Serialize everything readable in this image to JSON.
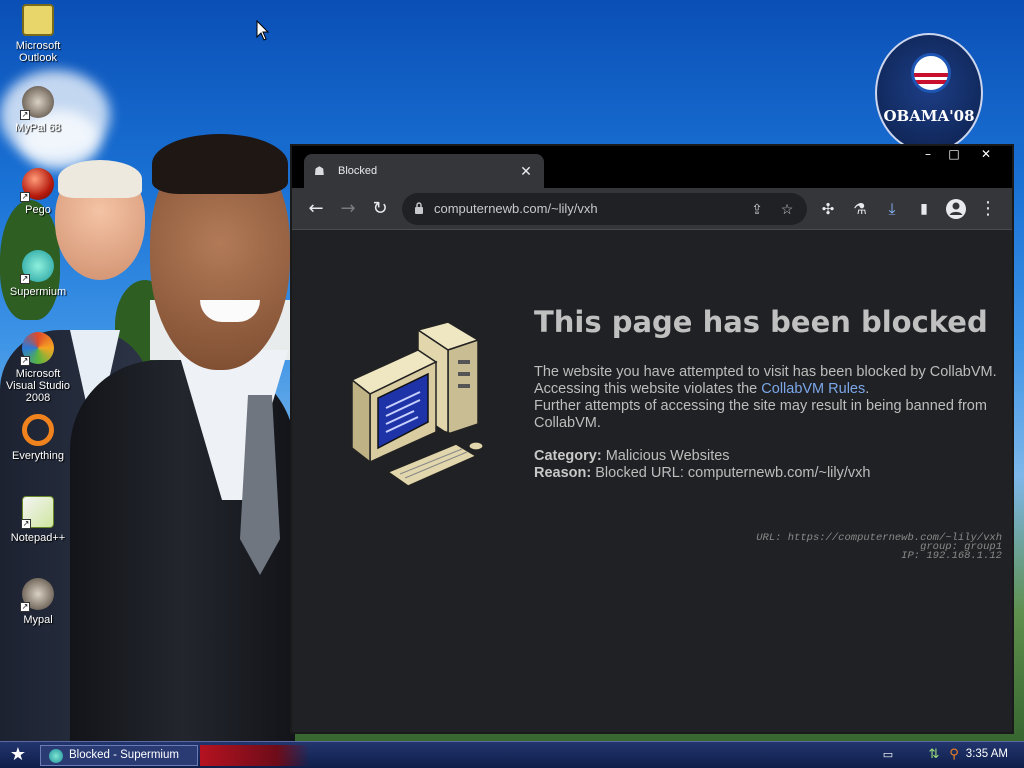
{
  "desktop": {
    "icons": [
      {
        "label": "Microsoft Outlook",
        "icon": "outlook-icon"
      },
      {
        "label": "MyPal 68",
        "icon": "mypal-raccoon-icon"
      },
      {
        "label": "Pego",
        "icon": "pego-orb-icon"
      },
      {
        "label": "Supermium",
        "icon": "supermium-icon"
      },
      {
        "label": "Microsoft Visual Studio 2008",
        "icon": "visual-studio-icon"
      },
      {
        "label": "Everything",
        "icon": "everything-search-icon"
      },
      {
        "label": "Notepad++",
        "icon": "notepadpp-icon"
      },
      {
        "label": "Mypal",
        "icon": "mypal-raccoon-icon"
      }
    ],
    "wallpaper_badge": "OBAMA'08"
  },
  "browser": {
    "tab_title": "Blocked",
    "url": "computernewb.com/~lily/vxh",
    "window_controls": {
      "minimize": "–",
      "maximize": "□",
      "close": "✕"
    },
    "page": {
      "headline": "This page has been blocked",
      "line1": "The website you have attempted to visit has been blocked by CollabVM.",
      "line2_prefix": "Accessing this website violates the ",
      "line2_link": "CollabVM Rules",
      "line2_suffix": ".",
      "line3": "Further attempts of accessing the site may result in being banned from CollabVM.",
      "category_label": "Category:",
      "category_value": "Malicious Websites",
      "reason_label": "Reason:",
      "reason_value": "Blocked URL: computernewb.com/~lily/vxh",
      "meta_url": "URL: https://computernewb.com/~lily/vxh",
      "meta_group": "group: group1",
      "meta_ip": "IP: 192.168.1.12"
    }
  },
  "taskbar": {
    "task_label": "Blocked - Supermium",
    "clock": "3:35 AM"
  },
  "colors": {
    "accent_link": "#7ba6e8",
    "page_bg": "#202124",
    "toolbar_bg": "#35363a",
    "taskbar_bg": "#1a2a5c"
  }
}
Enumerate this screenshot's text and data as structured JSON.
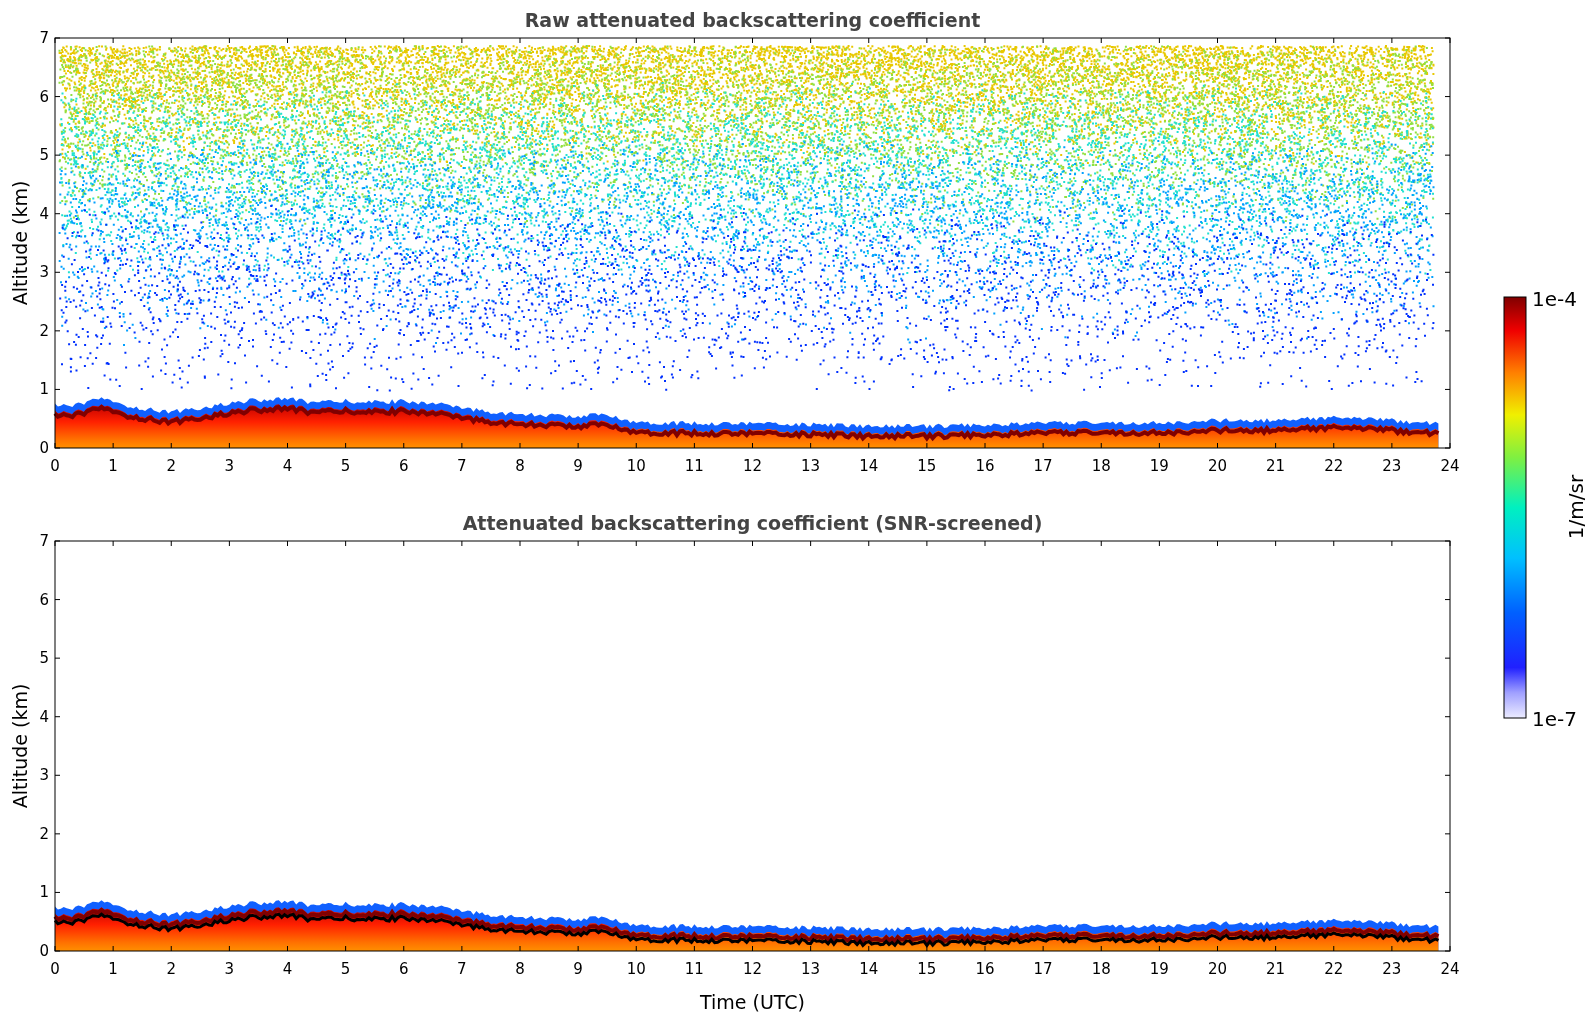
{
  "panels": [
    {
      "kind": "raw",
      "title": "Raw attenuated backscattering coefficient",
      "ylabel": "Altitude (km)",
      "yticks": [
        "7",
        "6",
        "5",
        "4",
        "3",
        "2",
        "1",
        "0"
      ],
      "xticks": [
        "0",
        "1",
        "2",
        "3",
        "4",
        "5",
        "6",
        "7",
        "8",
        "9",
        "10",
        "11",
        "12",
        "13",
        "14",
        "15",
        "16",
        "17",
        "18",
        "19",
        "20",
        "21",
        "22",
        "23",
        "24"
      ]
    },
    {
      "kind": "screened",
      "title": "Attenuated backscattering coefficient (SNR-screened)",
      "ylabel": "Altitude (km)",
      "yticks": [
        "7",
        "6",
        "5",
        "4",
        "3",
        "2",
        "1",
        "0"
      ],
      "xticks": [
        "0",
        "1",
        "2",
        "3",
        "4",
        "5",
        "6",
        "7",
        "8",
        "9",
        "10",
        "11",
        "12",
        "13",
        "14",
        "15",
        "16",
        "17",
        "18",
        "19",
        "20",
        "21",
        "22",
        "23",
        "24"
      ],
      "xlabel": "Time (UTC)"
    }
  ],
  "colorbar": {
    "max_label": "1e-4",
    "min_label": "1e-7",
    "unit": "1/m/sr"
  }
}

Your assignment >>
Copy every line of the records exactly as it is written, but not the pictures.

Expected output >>
Serialize everything readable in this image to JSON.
{
  "desktop": {
    "icons": [
      {
        "label": "Microsoft Outlook",
        "icon": "outlook-icon"
      },
      {
        "label": "MyPal 68",
        "icon": "mypal-raccoon-icon"
      },
      {
        "label": "Pego",
        "icon": "pego-orb-icon"
      },
      {
        "label": "Supermium",
        "icon": "supermium-icon"
      },
      {
        "label": "Microsoft Visual Studio 2008",
        "icon": "visual-studio-icon"
      },
      {
        "label": "Everything",
        "icon": "everything-search-icon"
      },
      {
        "label": "Notepad++",
        "icon": "notepadpp-icon"
      },
      {
        "label": "Mypal",
        "icon": "mypal-raccoon-icon"
      }
    ],
    "wallpaper_badge": "OBAMA'08"
  },
  "browser": {
    "tab_title": "Blocked",
    "url": "computernewb.com/~lily/vxh",
    "window_controls": {
      "minimize": "–",
      "maximize": "□",
      "close": "✕"
    },
    "page": {
      "headline": "This page has been blocked",
      "line1": "The website you have attempted to visit has been blocked by CollabVM.",
      "line2_prefix": "Accessing this website violates the ",
      "line2_link": "CollabVM Rules",
      "line2_suffix": ".",
      "line3": "Further attempts of accessing the site may result in being banned from CollabVM.",
      "category_label": "Category:",
      "category_value": "Malicious Websites",
      "reason_label": "Reason:",
      "reason_value": "Blocked URL: computernewb.com/~lily/vxh",
      "meta_url": "URL: https://computernewb.com/~lily/vxh",
      "meta_group": "group: group1",
      "meta_ip": "IP: 192.168.1.12"
    }
  },
  "taskbar": {
    "task_label": "Blocked - Supermium",
    "clock": "3:35 AM"
  },
  "colors": {
    "accent_link": "#7ba6e8",
    "page_bg": "#202124",
    "toolbar_bg": "#35363a",
    "taskbar_bg": "#1a2a5c"
  }
}
Enumerate this screenshot's text and data as structured JSON.
{
  "panels": [
    {
      "kind": "raw",
      "title": "Raw attenuated backscattering coefficient",
      "ylabel": "Altitude (km)",
      "yticks": [
        "7",
        "6",
        "5",
        "4",
        "3",
        "2",
        "1",
        "0"
      ],
      "xticks": [
        "0",
        "1",
        "2",
        "3",
        "4",
        "5",
        "6",
        "7",
        "8",
        "9",
        "10",
        "11",
        "12",
        "13",
        "14",
        "15",
        "16",
        "17",
        "18",
        "19",
        "20",
        "21",
        "22",
        "23",
        "24"
      ]
    },
    {
      "kind": "screened",
      "title": "Attenuated backscattering coefficient (SNR-screened)",
      "ylabel": "Altitude (km)",
      "yticks": [
        "7",
        "6",
        "5",
        "4",
        "3",
        "2",
        "1",
        "0"
      ],
      "xticks": [
        "0",
        "1",
        "2",
        "3",
        "4",
        "5",
        "6",
        "7",
        "8",
        "9",
        "10",
        "11",
        "12",
        "13",
        "14",
        "15",
        "16",
        "17",
        "18",
        "19",
        "20",
        "21",
        "22",
        "23",
        "24"
      ],
      "xlabel": "Time (UTC)"
    }
  ],
  "colorbar": {
    "max_label": "1e-4",
    "min_label": "1e-7",
    "unit": "1/m/sr"
  }
}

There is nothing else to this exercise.